Tanner calculated the impact on each state as a percent of each state’s general fund. The hardest hit would be Texas, followed by Mississippi, and, you guessed it, Nevada.
In a pamphlet titled “Bad Medicine: A Guide to the Real Costs and Consequences of the New Health Care Law,” Tanner concludes that instead of saving money and lowering the federal debt that the program will cost $2.7 trillion over 10 years (not less than $1 trillion as the CBO said) and add $352 billion to the national debt (not cut the debt by $138 billion). This does not even take into account more than $4.3 trillion in costs shifted to businesses, individuals, and state governments.
He calculated the law will increase taxes by more than $669 billion by 2019, leave 21 million uninsured, millions will not be able to keep their current insurers, lead to rationing of care, and cause the insurance rates for some go up even faster.
As for the much-maligned talk of “death panels,” Tanner, right, has this to say:
“Clearly the trajectory of U.S. health care spending under this law is unsustainable. Therefore, it raises the inevitable question of whether it will lead to rationing down the road.
“We should be clear, however. With a few minor exceptions governing Medicare reimbursements, the law would not directly ration care or allow the government to dictate how doctors practice medicine. There is no ‘death panel’ as Sarah Palin once wrote about in her Facebook posting. Even so, by setting in place a structure of increased utilization and rising costs, the new law makes government rationing far more likely in the future.”

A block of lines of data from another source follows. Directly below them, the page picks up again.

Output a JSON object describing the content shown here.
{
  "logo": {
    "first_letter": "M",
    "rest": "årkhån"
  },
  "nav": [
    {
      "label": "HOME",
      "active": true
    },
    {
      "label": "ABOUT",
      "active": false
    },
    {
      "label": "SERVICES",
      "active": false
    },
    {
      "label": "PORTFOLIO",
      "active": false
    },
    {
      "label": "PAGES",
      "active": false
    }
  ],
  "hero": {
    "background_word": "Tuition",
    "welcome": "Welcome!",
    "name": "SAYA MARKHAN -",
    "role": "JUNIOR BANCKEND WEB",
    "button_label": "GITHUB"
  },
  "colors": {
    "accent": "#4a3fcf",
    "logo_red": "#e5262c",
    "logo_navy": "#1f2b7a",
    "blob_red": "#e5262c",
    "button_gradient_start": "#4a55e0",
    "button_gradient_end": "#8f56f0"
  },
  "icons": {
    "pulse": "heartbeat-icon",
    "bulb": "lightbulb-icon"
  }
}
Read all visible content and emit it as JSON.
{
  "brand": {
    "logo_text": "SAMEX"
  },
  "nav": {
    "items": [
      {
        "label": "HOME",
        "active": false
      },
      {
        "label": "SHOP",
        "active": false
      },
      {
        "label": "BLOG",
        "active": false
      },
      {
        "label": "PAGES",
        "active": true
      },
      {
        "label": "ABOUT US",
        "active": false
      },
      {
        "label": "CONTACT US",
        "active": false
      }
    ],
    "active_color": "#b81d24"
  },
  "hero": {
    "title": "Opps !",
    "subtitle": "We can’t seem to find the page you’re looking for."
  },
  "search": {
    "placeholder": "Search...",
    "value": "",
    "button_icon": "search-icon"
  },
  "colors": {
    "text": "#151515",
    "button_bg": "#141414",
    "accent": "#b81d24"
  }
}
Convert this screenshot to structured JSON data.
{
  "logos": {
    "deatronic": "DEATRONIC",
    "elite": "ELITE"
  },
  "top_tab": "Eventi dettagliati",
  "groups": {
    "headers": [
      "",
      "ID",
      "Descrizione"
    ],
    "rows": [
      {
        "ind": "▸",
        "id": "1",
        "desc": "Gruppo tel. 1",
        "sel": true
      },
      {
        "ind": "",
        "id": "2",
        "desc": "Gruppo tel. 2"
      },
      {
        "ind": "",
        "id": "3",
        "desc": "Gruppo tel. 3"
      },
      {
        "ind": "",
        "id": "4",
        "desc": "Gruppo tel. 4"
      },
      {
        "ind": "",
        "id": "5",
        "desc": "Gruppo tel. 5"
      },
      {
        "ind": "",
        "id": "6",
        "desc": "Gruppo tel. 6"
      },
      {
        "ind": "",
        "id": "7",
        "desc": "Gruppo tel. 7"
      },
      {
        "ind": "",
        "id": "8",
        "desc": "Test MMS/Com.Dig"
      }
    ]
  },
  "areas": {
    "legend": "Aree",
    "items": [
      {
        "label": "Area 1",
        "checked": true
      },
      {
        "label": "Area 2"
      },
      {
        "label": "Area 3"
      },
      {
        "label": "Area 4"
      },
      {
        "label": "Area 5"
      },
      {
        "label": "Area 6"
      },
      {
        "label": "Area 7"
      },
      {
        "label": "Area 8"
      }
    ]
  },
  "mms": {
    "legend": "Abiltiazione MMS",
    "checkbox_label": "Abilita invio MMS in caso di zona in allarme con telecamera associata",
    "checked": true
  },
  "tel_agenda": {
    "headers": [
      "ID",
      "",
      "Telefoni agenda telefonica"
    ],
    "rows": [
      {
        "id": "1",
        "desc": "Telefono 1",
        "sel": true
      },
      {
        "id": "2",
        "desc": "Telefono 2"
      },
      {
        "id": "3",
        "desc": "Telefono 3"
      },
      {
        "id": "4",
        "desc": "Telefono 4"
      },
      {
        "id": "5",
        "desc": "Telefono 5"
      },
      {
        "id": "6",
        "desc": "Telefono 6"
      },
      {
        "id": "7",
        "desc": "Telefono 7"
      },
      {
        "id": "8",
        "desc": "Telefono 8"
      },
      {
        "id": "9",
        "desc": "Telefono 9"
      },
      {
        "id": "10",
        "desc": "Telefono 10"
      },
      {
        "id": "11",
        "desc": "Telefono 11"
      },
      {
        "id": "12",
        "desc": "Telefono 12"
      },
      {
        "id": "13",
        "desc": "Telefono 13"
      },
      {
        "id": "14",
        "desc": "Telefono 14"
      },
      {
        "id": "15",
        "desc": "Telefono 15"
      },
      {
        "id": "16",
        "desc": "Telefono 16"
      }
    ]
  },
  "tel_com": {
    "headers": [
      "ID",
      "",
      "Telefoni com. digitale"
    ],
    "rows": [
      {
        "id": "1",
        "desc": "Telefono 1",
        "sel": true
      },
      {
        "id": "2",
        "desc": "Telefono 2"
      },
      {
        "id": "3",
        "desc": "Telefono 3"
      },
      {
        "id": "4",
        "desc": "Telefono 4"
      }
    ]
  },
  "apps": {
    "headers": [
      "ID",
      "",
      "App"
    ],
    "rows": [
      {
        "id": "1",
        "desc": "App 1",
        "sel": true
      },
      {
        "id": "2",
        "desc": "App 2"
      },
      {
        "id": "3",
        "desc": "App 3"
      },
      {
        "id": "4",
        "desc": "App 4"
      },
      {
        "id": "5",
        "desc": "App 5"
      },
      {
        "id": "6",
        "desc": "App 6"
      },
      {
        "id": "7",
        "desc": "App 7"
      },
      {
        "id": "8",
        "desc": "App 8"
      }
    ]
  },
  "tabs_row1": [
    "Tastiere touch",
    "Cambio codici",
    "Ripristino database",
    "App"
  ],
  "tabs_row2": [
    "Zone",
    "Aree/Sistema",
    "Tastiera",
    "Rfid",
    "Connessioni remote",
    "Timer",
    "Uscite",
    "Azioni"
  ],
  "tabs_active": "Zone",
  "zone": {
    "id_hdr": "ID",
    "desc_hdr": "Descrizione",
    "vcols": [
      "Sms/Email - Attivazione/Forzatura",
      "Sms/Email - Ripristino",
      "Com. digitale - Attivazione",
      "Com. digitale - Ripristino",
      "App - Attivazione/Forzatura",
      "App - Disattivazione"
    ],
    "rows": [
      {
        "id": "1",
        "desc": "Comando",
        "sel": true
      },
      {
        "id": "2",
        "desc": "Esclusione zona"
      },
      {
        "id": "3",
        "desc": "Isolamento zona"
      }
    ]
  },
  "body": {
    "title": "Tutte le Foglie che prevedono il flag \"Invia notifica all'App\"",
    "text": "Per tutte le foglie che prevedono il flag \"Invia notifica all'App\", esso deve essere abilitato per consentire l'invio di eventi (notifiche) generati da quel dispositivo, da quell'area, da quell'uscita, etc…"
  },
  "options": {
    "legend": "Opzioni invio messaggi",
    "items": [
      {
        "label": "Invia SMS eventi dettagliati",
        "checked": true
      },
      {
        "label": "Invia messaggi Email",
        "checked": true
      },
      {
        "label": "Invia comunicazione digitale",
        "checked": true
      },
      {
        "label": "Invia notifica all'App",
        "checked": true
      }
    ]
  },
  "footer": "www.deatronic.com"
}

Download the pamphlet.
Buy a hard copy.
Listen to a podcast with Tanner: